Saturday, January 19, 2019: 4:00 PM-5:30 PM
Golden Gate 2, Lobby Level (Hilton San Francisco)
Laina Bay-Cheng, PhD, University at Buffalo,
Amy Baker, PhD, University of Pennsylvania,
Daria Mueller, MSW, University of Wisconsin-Milwaukee,
Michael Reisch, PhD, University of Maryland at Baltimore and
Sheila P. Vakharia, MSW, Drug Policy Alliance
A primary aim of early social work research was to provide empirical evidence of social and material inequalities with the goal of provoking needed change in public opinion, policy, and practice. Despite this original allegiance with activism, social work researchers often experience tension between their commitments to scientific methods and to social change. Ironically, biased notions of objectivity dominate perceptions of empirical rigor and validity. As a result, research operating under a values-neutral pretense is often deemed more credible than explicitly values-driven research. This roundtable will bring together featured participants and audience members to consider the relation between research and activism and its particular ramifications for social work research. Central questions up for discussion will include:
· What is the appropriate (i.e., ethically, socially, intellectually) balance between empiricism and activism?
· How should social work rebut claims that activist or values-driven research is less (or not at all) scientific?
· How are sociopolitical and economic conditions (e.g., denials of fact, corporatization of universities, threats to unions and tenure) affecting social work research and its role in social change efforts?
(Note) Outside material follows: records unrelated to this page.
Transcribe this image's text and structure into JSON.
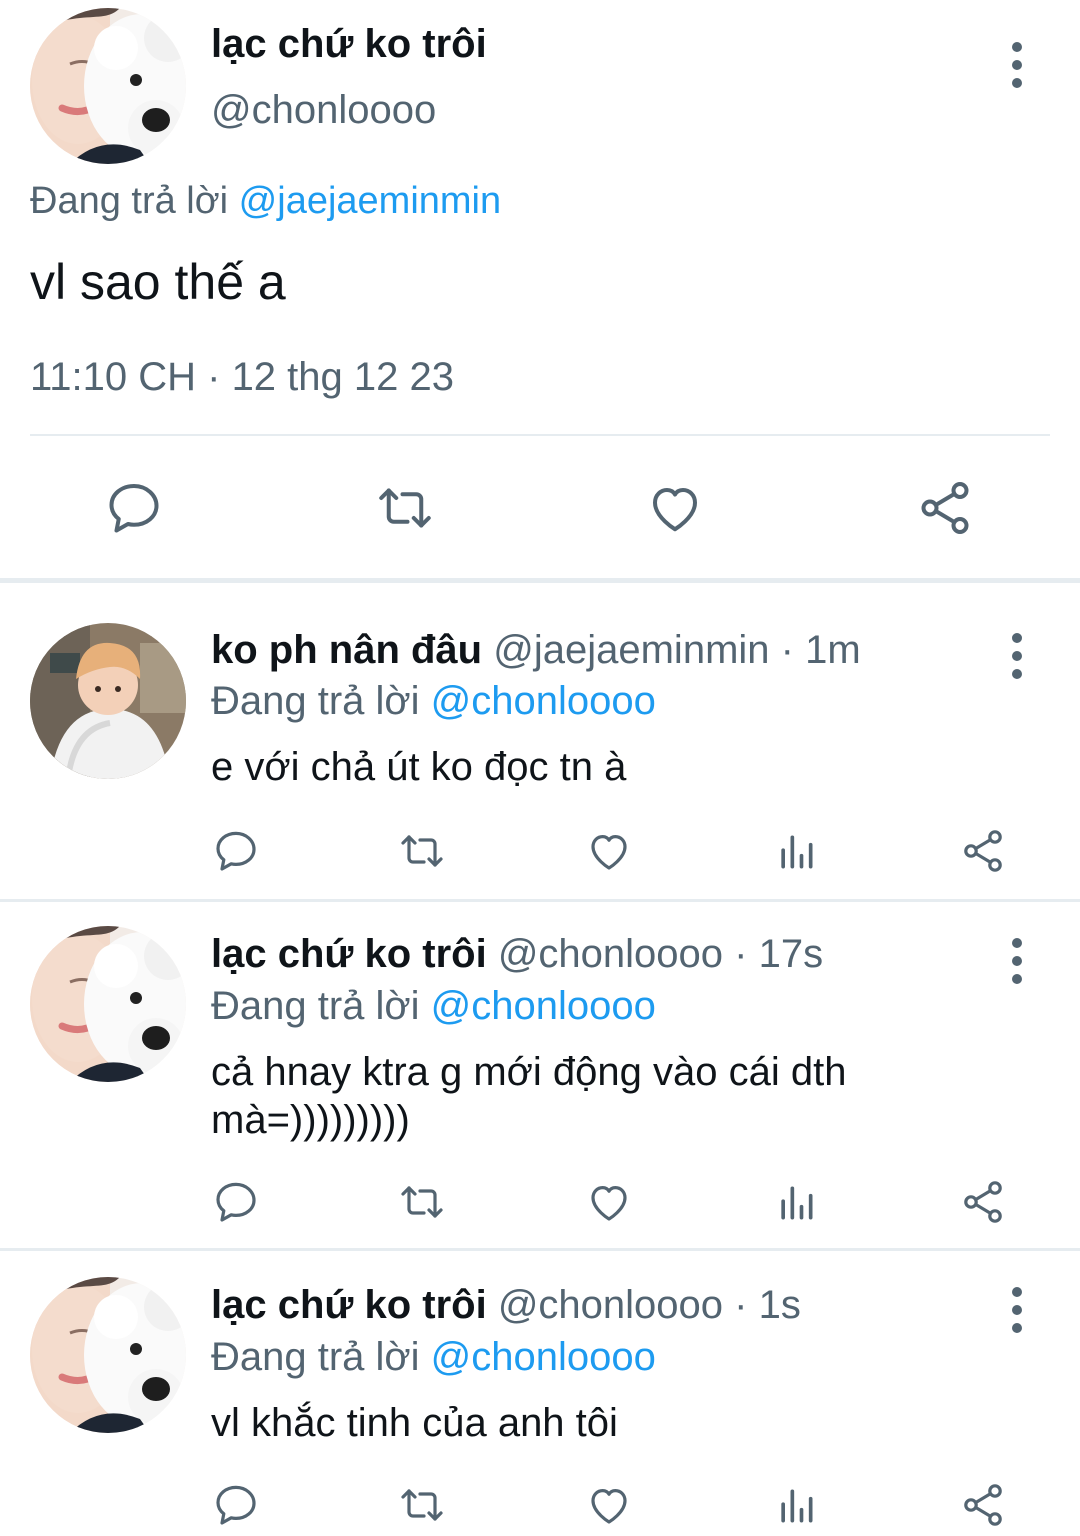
{
  "main_tweet": {
    "author_name": "lạc chứ ko trôi",
    "author_handle": "@chonloooo",
    "replying_prefix": "Đang trả lời",
    "replying_to": "@jaejaeminmin",
    "text": "vl sao thế a",
    "timestamp": "11:10 CH · 12 thg 12 23",
    "actions": [
      "reply-icon",
      "retweet-icon",
      "like-icon",
      "share-icon"
    ]
  },
  "replies": [
    {
      "author_name": "ko ph nân đâu",
      "author_handle": "@jaejaeminmin",
      "time": "· 1m",
      "replying_prefix": "Đang trả lời",
      "replying_to": "@chonloooo",
      "text_line1": "e với chả út ko đọc tn à",
      "text_line2": ""
    },
    {
      "author_name": "lạc chứ ko trôi",
      "author_handle": "@chonloooo",
      "time": "· 17s",
      "replying_prefix": "Đang trả lời",
      "replying_to": "@chonloooo",
      "text_line1": "cả hnay ktra g mới động vào cái dth",
      "text_line2": "mà=)))))))))"
    },
    {
      "author_name": "lạc chứ ko trôi",
      "author_handle": "@chonloooo",
      "time": "· 1s",
      "replying_prefix": "Đang trả lời",
      "replying_to": "@chonloooo",
      "text_line1": "vl khắc tinh của anh tôi",
      "text_line2": ""
    }
  ],
  "colors": {
    "link": "#1d9bf0",
    "secondary": "#536471",
    "text": "#0f1419",
    "divider": "#e6ecf0"
  }
}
· How can established social work scholars enable early career researchers’ empirical contributions to social justice?